"Philly's Coolest Actress" has arrived in Pittsburgh for the first of two stints at the City Theatre's Hamburg Studio. Jilline Ringle comes bearing food, stories, and a warm and charming persona. Her 90-minute solo show consists of a large repertoire of songs about food interspersed with humorous and touching stories about family and food, all presented while Ms. Ringle cooks an Italian dish for the audience of 100.
Jilline Ringle was raised by her Sicilian mother and grandmother ("Nana") with the simple philosophy that "food is love." Food was an important component of all of the many memories of her childhood, and Ringle easily conveys to the audience how important preparing and sharing food is within a family or community. At 6'2", Ringle easily has the physical presence to hold one's attention in the small theatre, but it is her dimpled smile and the sincerity with which she shares her personal vignettes that place the audience in the palm of her hand.
Starting out with the classic "Come On-a My House," Ringle displays her versatile and more than capable singing voice which can handle the many styles of songs she chooses to sing. Many songs are familiar, many are not, but they all center around the subject of the evening - food. The double entendre laced "Don't Touch My Tomatoes" and "Pizza" show Ringle's bawdy side while "Mamma (Mamma)" is sweet and touching. Most of the songs are sassy and humorous, including "The Frim Fram Sauce" and "Sick O Chicken", the latter of which is a very funny punchline to a story about "ladies' luncheons." Other stories Ringle relates are about aunts who worry about everyone, even Big Sam, getting enough to eat, backyard get-togethers, and her close relationship with her Mamma and her Nana. The way she describes her family members by their prominent traits encourages the audience members to reminisce about their own families, Italian or not.
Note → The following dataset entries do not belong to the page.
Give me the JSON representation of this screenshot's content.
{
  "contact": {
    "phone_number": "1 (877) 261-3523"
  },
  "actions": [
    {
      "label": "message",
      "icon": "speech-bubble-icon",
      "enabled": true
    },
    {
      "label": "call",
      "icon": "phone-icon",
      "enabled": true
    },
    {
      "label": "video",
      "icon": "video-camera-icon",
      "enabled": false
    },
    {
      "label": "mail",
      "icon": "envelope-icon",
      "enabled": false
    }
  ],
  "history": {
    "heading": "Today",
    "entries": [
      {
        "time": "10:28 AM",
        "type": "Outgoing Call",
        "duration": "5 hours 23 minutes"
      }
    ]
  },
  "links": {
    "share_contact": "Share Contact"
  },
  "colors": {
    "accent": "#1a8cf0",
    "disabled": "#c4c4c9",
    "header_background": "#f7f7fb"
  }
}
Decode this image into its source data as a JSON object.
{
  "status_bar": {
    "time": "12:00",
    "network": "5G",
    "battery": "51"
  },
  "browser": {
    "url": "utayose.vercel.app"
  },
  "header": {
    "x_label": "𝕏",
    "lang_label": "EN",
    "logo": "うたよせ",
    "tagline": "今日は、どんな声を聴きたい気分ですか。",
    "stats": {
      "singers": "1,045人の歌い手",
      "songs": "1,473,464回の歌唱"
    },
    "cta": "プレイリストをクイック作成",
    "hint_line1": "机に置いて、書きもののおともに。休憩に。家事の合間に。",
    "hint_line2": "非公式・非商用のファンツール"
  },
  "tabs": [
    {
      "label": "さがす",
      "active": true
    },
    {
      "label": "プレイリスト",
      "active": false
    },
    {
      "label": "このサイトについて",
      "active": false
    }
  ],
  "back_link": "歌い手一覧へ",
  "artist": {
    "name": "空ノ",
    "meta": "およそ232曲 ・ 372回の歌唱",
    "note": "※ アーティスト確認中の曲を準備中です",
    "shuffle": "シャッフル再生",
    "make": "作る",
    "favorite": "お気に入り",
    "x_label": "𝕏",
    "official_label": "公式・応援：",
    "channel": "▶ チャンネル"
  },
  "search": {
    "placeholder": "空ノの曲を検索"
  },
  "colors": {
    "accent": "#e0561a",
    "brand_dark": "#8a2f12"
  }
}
The theatre is decked out in two-person round tables with red and white checked tablecloths. There are several long tables on the main floor as well. Ringle performs from the excellent '50s kitschy kitchen set created by Tony Ferrieri. With cupboards of foodstuff, a pig cookie jar, a crucifix and picture of Jesus, a cooktop and a prominent photo of Ringle's mother as a young woman, the set is wonderful to look at - and functional.
Ringle is accompanied by Jason Coll, Pittsburgh CLO's creative director, and he does a fine job playing the piano and being Ringle's occasional straight man. He also periodically encourages her to get on with the cooking so that her delicious Italian preparation (at our performance, Pasta Bolognese) is ready to serve near the end of the show. This is only fair since the audience is salivating by that time from the aroma of garlic, olive oil, and basil. A small serving is presented to each audience member and, with the wine sold by the carafe at the start of the show, it comprises a nice evening snack, just in time for Ringle's parting "go forth and eat" salute as she finishes up the show.
Jilline Ringle is a tremendously talented and effusive actress. Her non-stop show is full of humor and joy; a wonderful escape from the pressures and worries of our world today.
Mondo Mangia runs through November 18 at the City Theater's Hamburg Studio. A return engagement is scheduled for January 29 to March 10, 2002. Tickets are $27 and $32 with rush prices for seniors and students. For further ticket information, call the City box office at 412-431-2489 or visit www.citytheatrecompany.org.
-- Ann Miner